Vietnamese policy allows one ship per foreign navy to visit a year. While the U.S. government has pushed for an annual aircraft carrier visit to Vietnam, the Vietnamese government has been reluctant to agree, according to a background briefing by Carlyle Thayer, head of Thayer Consultancy, an Australia-based defense consulting firm.

Theodore Roosevelt’s visit doesn’t necessarily mean a shift in Vietnam’s position, Thayer writes, but the visit does send an important message.

“The United States is signaling that it intends to remain the pre-eminent naval power in the Western Pacific and South China Sea. Vietnam is signaling that it supports the presence of the U.S. Navy in the South China Sea as long as it contributes to peace and stability,” Thayer writes.

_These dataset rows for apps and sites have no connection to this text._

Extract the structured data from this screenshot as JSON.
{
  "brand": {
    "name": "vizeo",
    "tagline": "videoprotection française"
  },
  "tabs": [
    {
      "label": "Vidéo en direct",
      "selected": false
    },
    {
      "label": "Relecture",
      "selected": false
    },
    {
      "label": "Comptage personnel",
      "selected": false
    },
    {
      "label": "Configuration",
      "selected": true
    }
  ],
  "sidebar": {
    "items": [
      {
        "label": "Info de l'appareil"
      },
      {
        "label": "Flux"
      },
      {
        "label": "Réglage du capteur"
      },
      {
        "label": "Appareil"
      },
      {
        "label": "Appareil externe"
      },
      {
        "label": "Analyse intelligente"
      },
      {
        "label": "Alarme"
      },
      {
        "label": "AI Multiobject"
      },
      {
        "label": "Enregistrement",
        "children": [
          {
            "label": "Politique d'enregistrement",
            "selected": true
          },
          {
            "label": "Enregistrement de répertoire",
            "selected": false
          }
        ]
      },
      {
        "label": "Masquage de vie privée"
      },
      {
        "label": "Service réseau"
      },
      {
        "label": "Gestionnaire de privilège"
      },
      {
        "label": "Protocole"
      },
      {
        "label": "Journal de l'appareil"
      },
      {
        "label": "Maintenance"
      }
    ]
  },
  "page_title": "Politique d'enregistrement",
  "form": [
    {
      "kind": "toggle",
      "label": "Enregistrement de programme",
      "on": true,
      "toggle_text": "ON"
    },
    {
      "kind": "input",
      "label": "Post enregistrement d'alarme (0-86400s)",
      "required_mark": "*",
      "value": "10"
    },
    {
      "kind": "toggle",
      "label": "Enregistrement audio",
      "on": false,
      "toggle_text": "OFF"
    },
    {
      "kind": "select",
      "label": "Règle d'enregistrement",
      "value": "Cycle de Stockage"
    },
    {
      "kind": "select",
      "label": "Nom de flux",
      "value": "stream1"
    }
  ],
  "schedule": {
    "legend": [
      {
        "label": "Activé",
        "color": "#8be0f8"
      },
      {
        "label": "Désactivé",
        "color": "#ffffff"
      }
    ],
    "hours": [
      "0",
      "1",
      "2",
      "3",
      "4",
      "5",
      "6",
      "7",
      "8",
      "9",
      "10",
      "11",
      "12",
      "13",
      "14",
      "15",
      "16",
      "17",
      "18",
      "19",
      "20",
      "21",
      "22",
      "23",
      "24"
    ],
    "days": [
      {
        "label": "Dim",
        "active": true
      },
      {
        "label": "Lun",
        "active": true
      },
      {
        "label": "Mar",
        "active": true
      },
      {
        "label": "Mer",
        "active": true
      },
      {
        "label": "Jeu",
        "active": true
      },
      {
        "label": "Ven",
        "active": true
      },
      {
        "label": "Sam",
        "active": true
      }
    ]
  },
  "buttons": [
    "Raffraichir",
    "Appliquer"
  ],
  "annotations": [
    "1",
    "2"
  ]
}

Roughly 200 miles away from Da Nang is China’s Hainan island and the Paracel Islands in the South China Sea. Both China and Vietnam claim the Paracel Islands, but China currently controls them. The U.S. Navy recently increased the frequency of freedom of navigation operations in the region, including passes by the Paracel Islands.

Chinese officials are dismissive of the role the U.S. plays in maintaining peace and security in the region. Chinese defense ministry officials routinely criticize U.S. military operations in the South China Sea.

“On the South China Sea, the overall situation is improving towards greater stability thanks to the concerted efforts made by China and other countries in the region,” said Senior Colonel Wu Qian, the spokesman for China’s Ministry of National Defense, according to the official English-language transcript of a media briefing Friday. “The U.S., out of self-interest, does not want a peaceful and stable South China Sea. It has sent warships and aircraft to carry out hegemonic navigation operations in the region, and held targeted military exercises and joint patrols together with countries outside the region. These facts have proven that the U.S. is the true trouble-maker undermining regional peace and stability in the South China Sea and the black hand behind the militarization in the region.”

Ben Werner

Ben Werner

Ben Werner is a staff writer for USNI News. He has worked as a freelance writer in Busan, South Korea, and as a staff writer covering education and publicly traded companies for The Virginian-Pilot in Norfolk, Va., The State newspaper in Columbia, S.C., Savannah Morning News in Savannah, Ga., and Baltimore Business Journal. He earned a bachelor’s degree from the University of Maryland and a master’s degree from New York University.

Get USNI News updates delivered to your inbox